Hamlin and his Joe Gibbs Racing teammate Kyle Busch finished first and second in a race that saw the Gibbs team be considered the favorites over a strong weekend.

Both drivers started the race on the front row with Hamlin winning the pole and Busch qualifying second and together led more than half of the race.

Later in the race, Hamlin in his number 11 FedEx Toyota delivered a payback to Ross Chastain — whose aggressive driving throughout the season often had Hamlin on the wrong end of the interactions — by running the number 1 Chevrolet into the wall as the two battled for the lead.

Hamlin would go on to finish the race as the unofficial winner, followed by teammate Busch, Chase Elliott, Tyler Reddick, and Daniel Suarez.  It would have been Hamlin’s third win of the season, tying him with Chase Elliott for the lead and put Hamlin just three playoff points behind Elliott heading into the final few regular season races.

The win was also big for Hamlin personally: it would have made him the winningest driver ever at Pocono (passing Jeff Gordon), and given him his 49th career win (passing Tony Stewart).

But it was for naught.

Over two hours after the celebratory burnout, NASCAR announced Hamlin and Busch were both disqualified from their 1-2 finish after a post-race inspection found an unauthorized part in the front fascia of the cars that could not have been found during the pre-race inspection.  NASCAR was also taking both cars to its research facility in Charlotte for a further inspection.

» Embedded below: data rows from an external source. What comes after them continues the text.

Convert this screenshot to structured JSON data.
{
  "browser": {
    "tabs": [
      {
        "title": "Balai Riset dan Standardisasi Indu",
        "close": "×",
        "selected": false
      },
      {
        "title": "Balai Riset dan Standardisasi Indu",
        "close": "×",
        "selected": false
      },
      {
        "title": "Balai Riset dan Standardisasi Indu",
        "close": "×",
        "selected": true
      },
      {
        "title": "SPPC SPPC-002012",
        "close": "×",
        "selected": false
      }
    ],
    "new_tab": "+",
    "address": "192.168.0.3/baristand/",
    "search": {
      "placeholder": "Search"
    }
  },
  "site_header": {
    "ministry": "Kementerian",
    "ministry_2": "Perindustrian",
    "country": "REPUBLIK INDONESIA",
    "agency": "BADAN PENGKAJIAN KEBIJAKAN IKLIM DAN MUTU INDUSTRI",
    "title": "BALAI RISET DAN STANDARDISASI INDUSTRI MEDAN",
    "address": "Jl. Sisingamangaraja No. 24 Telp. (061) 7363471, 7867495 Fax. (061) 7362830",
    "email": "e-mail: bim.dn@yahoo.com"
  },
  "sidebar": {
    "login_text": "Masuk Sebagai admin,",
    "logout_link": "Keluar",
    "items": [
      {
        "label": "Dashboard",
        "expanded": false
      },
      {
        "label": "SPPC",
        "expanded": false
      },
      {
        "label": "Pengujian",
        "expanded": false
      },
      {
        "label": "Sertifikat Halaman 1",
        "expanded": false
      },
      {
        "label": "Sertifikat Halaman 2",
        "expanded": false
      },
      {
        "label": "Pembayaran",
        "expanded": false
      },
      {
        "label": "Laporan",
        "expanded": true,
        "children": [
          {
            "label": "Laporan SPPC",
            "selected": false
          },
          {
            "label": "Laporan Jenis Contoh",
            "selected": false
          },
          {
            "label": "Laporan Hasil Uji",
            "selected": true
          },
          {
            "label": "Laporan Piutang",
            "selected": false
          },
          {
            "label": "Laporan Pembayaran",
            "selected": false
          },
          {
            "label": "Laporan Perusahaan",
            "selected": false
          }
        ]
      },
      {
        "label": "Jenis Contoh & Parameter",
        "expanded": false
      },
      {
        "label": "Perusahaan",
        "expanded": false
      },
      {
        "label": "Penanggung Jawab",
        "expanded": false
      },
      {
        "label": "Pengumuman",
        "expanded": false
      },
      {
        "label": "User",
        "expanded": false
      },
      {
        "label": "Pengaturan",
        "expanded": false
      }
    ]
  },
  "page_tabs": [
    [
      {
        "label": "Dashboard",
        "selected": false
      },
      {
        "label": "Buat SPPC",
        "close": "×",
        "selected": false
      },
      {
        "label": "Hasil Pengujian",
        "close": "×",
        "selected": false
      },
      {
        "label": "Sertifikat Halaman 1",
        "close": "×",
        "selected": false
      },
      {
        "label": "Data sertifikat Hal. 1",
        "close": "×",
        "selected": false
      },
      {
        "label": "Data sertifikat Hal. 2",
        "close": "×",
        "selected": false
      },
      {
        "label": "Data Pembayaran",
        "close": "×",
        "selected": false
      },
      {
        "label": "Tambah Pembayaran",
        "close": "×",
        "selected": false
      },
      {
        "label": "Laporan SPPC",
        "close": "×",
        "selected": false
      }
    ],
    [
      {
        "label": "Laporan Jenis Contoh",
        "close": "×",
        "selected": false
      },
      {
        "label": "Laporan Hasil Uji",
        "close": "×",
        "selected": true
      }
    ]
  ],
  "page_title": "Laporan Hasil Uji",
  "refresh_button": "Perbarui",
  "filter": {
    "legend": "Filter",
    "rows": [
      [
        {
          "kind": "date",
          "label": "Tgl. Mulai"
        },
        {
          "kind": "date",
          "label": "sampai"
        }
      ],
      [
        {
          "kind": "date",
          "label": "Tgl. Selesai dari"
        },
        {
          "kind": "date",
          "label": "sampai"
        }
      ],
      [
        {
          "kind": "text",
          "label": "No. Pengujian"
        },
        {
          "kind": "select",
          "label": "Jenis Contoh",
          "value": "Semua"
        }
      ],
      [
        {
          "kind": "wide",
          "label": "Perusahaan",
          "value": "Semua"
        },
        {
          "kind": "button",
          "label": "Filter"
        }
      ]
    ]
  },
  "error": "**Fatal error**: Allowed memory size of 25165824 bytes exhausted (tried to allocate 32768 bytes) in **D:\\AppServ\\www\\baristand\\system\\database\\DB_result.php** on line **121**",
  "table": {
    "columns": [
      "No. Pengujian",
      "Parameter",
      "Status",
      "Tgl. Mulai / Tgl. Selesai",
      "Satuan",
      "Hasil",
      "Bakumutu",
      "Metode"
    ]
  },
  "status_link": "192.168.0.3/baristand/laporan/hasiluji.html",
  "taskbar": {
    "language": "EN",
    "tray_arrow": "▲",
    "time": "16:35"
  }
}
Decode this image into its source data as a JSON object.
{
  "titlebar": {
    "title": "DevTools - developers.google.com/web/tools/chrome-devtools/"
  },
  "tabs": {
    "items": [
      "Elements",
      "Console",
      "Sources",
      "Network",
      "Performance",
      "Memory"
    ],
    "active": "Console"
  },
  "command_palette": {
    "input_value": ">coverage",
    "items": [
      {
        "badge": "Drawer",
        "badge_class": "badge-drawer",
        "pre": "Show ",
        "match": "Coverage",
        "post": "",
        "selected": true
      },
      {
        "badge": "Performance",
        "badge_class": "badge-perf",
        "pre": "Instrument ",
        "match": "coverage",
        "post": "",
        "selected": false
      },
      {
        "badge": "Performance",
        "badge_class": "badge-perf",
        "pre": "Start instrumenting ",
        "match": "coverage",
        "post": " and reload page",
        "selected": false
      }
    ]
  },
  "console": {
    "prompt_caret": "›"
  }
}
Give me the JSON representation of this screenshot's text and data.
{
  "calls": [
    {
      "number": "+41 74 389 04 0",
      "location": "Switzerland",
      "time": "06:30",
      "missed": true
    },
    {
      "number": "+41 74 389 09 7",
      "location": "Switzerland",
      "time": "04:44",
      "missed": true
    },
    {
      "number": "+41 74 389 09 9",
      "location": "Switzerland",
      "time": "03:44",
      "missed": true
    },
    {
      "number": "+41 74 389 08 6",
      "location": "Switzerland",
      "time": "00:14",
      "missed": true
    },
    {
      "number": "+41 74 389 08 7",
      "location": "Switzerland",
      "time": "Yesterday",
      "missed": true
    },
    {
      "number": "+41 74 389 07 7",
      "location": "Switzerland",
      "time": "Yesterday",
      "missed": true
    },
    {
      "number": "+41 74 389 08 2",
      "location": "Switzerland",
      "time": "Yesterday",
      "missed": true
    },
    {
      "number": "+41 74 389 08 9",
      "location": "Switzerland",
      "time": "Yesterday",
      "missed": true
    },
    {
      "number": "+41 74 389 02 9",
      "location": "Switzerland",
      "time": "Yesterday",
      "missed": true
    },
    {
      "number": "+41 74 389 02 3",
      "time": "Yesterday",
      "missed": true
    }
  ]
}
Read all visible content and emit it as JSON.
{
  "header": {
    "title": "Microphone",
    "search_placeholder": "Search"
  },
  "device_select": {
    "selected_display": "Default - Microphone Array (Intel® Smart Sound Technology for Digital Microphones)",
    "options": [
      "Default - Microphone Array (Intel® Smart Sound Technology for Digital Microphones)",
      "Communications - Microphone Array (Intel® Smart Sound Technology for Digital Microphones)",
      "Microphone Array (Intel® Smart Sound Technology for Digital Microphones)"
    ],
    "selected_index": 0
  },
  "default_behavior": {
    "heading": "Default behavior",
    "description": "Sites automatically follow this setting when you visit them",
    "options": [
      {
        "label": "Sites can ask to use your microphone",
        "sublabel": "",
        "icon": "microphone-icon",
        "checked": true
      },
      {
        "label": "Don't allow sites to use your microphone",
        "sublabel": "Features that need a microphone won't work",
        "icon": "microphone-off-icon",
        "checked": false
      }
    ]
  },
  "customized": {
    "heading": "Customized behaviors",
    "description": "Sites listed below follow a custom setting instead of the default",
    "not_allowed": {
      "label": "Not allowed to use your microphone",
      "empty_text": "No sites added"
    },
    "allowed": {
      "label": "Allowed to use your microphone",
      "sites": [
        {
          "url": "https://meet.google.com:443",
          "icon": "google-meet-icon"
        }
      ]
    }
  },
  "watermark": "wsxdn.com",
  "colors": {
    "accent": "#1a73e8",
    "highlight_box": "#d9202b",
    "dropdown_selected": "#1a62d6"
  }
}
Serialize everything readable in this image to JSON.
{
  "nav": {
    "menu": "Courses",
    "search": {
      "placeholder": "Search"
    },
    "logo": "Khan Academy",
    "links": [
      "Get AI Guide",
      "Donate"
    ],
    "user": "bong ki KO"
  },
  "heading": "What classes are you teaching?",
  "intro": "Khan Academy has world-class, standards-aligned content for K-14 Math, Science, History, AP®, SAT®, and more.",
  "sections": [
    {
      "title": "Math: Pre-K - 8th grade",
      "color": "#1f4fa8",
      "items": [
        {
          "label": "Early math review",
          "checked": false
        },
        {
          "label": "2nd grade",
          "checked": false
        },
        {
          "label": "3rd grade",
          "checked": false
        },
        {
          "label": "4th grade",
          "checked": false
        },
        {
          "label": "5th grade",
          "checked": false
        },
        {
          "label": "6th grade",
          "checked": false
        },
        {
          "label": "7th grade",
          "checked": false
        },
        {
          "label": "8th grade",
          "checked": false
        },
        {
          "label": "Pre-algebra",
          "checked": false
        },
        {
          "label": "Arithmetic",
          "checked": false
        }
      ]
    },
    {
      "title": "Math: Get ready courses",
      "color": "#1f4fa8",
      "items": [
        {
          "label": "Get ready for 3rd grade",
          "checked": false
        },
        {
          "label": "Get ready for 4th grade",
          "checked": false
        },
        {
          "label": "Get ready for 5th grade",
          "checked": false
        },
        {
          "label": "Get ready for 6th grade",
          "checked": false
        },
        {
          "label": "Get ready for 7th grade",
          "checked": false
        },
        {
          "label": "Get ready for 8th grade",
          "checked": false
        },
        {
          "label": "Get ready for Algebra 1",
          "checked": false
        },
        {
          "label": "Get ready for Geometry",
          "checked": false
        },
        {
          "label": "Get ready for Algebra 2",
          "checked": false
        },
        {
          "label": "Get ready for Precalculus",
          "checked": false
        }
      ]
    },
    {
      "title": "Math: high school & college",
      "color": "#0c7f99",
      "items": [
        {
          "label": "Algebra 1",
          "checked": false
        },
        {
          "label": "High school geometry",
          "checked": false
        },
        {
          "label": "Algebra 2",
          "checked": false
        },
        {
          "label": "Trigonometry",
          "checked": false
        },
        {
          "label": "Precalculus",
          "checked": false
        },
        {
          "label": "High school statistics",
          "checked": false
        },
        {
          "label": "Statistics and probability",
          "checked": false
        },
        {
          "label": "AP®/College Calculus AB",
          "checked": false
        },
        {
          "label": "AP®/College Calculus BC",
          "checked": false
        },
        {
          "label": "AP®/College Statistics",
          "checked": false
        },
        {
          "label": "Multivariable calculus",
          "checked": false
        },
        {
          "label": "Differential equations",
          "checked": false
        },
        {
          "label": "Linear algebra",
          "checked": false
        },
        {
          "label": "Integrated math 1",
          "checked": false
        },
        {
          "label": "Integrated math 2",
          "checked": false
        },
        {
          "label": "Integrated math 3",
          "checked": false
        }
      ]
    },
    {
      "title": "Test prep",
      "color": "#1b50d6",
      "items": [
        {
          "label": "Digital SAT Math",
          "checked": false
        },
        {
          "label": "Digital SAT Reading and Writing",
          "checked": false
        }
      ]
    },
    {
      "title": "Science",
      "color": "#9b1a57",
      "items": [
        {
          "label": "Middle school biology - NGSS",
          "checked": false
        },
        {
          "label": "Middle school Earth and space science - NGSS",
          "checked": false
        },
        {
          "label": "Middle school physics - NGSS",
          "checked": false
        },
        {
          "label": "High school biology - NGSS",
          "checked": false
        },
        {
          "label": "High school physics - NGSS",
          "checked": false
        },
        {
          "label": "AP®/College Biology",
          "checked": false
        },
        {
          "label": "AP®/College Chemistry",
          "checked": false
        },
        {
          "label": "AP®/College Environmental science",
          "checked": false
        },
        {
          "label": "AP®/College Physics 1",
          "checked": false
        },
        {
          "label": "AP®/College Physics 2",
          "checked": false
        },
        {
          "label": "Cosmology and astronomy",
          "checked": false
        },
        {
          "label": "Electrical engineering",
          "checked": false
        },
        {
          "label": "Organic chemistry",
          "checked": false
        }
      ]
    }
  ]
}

The disqualifications mean that Hamlin would finish 35th — second-to-last — and Busch would finish 36th — last.

Chase Elliott — who did not lead a lap at all during the race — is now the official winner of the race.  It is his third win in five races, with the other two races being second-place finishes.  Instead of tightening the battle for playoff points bringing Hamlin within three points of Elliott, Elliott now has a 25 to 12 point advantage over the Toyota driver who is now tied for fourth in those standings.

This is the first time since 1960 that a NASCAR Cup Series race winner was disqualified as the series returns to a standard of disqualifying winners for breaking the rules rather than “encumbering” winners.  Encumbered winners would allow the disqualified winner to stay the winner, but lose the points that came with that win.

As for Chastain, the guy Hamlin ran into the wall to “payback”… he ended up finishing ahead of Hamlin in 32nd.

To be fair, this was probably the best burnout ever done by a 35th place finisher: